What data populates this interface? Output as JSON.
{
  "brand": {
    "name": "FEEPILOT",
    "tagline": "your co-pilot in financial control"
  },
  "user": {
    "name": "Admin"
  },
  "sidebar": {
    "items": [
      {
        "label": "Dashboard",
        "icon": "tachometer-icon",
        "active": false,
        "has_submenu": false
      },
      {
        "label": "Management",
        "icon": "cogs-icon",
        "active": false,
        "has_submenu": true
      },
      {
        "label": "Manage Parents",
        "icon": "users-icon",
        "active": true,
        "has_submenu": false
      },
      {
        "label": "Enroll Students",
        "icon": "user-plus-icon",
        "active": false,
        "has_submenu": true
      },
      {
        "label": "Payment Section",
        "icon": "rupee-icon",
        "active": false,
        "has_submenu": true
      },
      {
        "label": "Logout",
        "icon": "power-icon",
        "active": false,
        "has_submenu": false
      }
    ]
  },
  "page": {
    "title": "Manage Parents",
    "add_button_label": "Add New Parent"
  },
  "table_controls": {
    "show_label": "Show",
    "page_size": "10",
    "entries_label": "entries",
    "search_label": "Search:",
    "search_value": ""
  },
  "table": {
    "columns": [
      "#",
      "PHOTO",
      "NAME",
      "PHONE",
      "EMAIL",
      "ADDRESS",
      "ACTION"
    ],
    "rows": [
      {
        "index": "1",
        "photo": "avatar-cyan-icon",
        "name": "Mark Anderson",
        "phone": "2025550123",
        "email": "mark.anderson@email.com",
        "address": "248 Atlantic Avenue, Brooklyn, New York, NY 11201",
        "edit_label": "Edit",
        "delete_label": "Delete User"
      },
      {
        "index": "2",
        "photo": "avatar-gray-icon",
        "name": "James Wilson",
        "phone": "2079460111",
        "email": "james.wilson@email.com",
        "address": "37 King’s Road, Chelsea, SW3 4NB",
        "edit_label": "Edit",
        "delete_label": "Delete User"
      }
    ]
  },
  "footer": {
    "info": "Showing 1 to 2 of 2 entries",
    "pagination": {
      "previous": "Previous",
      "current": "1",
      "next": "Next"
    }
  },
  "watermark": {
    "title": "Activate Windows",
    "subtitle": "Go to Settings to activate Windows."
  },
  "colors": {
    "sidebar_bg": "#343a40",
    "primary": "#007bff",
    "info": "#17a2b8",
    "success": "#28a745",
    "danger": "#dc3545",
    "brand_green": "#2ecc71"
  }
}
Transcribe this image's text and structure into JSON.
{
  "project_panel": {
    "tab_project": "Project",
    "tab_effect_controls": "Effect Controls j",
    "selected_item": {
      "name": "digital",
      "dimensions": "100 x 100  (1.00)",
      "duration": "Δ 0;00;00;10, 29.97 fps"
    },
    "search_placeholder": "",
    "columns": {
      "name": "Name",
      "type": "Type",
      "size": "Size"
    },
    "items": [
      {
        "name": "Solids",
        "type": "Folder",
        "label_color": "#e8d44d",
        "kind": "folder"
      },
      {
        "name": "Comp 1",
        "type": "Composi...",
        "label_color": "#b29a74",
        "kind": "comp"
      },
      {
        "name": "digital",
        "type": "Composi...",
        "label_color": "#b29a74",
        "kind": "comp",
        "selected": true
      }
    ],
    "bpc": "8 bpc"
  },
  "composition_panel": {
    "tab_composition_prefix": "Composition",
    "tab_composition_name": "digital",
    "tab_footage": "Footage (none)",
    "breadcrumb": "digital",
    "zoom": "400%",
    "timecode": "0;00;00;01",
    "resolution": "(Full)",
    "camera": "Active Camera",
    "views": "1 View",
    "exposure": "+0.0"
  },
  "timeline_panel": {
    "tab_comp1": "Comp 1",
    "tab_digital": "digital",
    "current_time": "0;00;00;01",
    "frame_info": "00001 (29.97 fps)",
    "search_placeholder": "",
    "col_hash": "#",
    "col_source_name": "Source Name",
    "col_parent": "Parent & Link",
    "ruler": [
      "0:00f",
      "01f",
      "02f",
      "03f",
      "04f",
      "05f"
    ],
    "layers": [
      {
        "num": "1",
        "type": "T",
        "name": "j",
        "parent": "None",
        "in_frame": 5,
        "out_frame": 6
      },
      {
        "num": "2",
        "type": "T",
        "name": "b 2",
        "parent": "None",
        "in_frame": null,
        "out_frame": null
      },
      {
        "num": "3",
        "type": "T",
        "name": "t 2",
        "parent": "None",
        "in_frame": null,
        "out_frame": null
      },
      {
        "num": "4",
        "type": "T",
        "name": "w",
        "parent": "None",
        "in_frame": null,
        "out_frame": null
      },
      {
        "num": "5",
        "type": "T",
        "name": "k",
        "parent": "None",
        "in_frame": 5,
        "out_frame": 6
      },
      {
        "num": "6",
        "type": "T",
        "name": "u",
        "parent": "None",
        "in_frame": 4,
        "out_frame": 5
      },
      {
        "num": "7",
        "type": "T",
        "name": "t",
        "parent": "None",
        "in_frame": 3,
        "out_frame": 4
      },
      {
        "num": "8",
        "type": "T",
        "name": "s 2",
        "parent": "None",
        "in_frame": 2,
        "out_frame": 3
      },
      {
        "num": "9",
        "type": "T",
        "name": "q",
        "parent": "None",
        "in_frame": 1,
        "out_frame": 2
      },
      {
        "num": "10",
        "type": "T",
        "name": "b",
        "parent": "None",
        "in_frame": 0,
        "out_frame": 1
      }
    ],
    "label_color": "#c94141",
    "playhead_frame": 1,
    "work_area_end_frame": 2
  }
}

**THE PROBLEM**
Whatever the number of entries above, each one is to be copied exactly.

**TASK ANSWER**
What data populates this interface? Output as JSON.
{
  "brand": {
    "name": "FEEPILOT",
    "tagline": "your co-pilot in financial control"
  },
  "user": {
    "name": "Admin"
  },
  "sidebar": {
    "items": [
      {
        "label": "Dashboard",
        "icon": "tachometer-icon",
        "active": false,
        "has_submenu": false
      },
      {
        "label": "Management",
        "icon": "cogs-icon",
        "active": false,
        "has_submenu": true
      },
      {
        "label": "Manage Parents",
        "icon": "users-icon",
        "active": true,
        "has_submenu": false
      },
      {
        "label": "Enroll Students",
        "icon": "user-plus-icon",
        "active": false,
        "has_submenu": true
      },
      {
        "label": "Payment Section",
        "icon": "rupee-icon",
        "active": false,
        "has_submenu": true
      },
      {
        "label": "Logout",
        "icon": "power-icon",
        "active": false,
        "has_submenu": false
      }
    ]
  },
  "page": {
    "title": "Manage Parents",
    "add_button_label": "Add New Parent"
  },
  "table_controls": {
    "show_label": "Show",
    "page_size": "10",
    "entries_label": "entries",
    "search_label": "Search:",
    "search_value": ""
  },
  "table": {
    "columns": [
      "#",
      "PHOTO",
      "NAME",
      "PHONE",
      "EMAIL",
      "ADDRESS",
      "ACTION"
    ],
    "rows": [
      {
        "index": "1",
        "photo": "avatar-cyan-icon",
        "name": "Mark Anderson",
        "phone": "2025550123",
        "email": "mark.anderson@email.com",
        "address": "248 Atlantic Avenue, Brooklyn, New York, NY 11201",
        "edit_label": "Edit",
        "delete_label": "Delete User"
      },
      {
        "index": "2",
        "photo": "avatar-gray-icon",
        "name": "James Wilson",
        "phone": "2079460111",
        "email": "james.wilson@email.com",
        "address": "37 King’s Road, Chelsea, SW3 4NB",
        "edit_label": "Edit",
        "delete_label": "Delete User"
      }
    ]
  },
  "footer": {
    "info": "Showing 1 to 2 of 2 entries",
    "pagination": {
      "previous": "Previous",
      "current": "1",
      "next": "Next"
    }
  },
  "watermark": {
    "title": "Activate Windows",
    "subtitle": "Go to Settings to activate Windows."
  },
  "colors": {
    "sidebar_bg": "#343a40",
    "primary": "#007bff",
    "info": "#17a2b8",
    "success": "#28a745",
    "danger": "#dc3545",
    "brand_green": "#2ecc71"
  }
}
Transcribe this image's text and structure into JSON.
{
  "project_panel": {
    "tab_project": "Project",
    "tab_effect_controls": "Effect Controls j",
    "selected_item": {
      "name": "digital",
      "dimensions": "100 x 100  (1.00)",
      "duration": "Δ 0;00;00;10, 29.97 fps"
    },
    "search_placeholder": "",
    "columns": {
      "name": "Name",
      "type": "Type",
      "size": "Size"
    },
    "items": [
      {
        "name": "Solids",
        "type": "Folder",
        "label_color": "#e8d44d",
        "kind": "folder"
      },
      {
        "name": "Comp 1",
        "type": "Composi...",
        "label_color": "#b29a74",
        "kind": "comp"
      },
      {
        "name": "digital",
        "type": "Composi...",
        "label_color": "#b29a74",
        "kind": "comp",
        "selected": true
      }
    ],
    "bpc": "8 bpc"
  },
  "composition_panel": {
    "tab_composition_prefix": "Composition",
    "tab_composition_name": "digital",
    "tab_footage": "Footage (none)",
    "breadcrumb": "digital",
    "zoom": "400%",
    "timecode": "0;00;00;01",
    "resolution": "(Full)",
    "camera": "Active Camera",
    "views": "1 View",
    "exposure": "+0.0"
  },
  "timeline_panel": {
    "tab_comp1": "Comp 1",
    "tab_digital": "digital",
    "current_time": "0;00;00;01",
    "frame_info": "00001 (29.97 fps)",
    "search_placeholder": "",
    "col_hash": "#",
    "col_source_name": "Source Name",
    "col_parent": "Parent & Link",
    "ruler": [
      "0:00f",
      "01f",
      "02f",
      "03f",
      "04f",
      "05f"
    ],
    "layers": [
      {
        "num": "1",
        "type": "T",
        "name": "j",
        "parent": "None",
        "in_frame": 5,
        "out_frame": 6
      },
      {
        "num": "2",
        "type": "T",
        "name": "b 2",
        "parent": "None",
        "in_frame": null,
        "out_frame": null
      },
      {
        "num": "3",
        "type": "T",
        "name": "t 2",
        "parent": "None",
        "in_frame": null,
        "out_frame": null
      },
      {
        "num": "4",
        "type": "T",
        "name": "w",
        "parent": "None",
        "in_frame": null,
        "out_frame": null
      },
      {
        "num": "5",
        "type": "T",
        "name": "k",
        "parent": "None",
        "in_frame": 5,
        "out_frame": 6
      },
      {
        "num": "6",
        "type": "T",
        "name": "u",
        "parent": "None",
        "in_frame": 4,
        "out_frame": 5
      },
      {
        "num": "7",
        "type": "T",
        "name": "t",
        "parent": "None",
        "in_frame": 3,
        "out_frame": 4
      },
      {
        "num": "8",
        "type": "T",
        "name": "s 2",
        "parent": "None",
        "in_frame": 2,
        "out_frame": 3
      },
      {
        "num": "9",
        "type": "T",
        "name": "q",
        "parent": "None",
        "in_frame": 1,
        "out_frame": 2
      },
      {
        "num": "10",
        "type": "T",
        "name": "b",
        "parent": "None",
        "in_frame": 0,
        "out_frame": 1
      }
    ],
    "label_color": "#c94141",
    "playhead_frame": 1,
    "work_area_end_frame": 2
  }
}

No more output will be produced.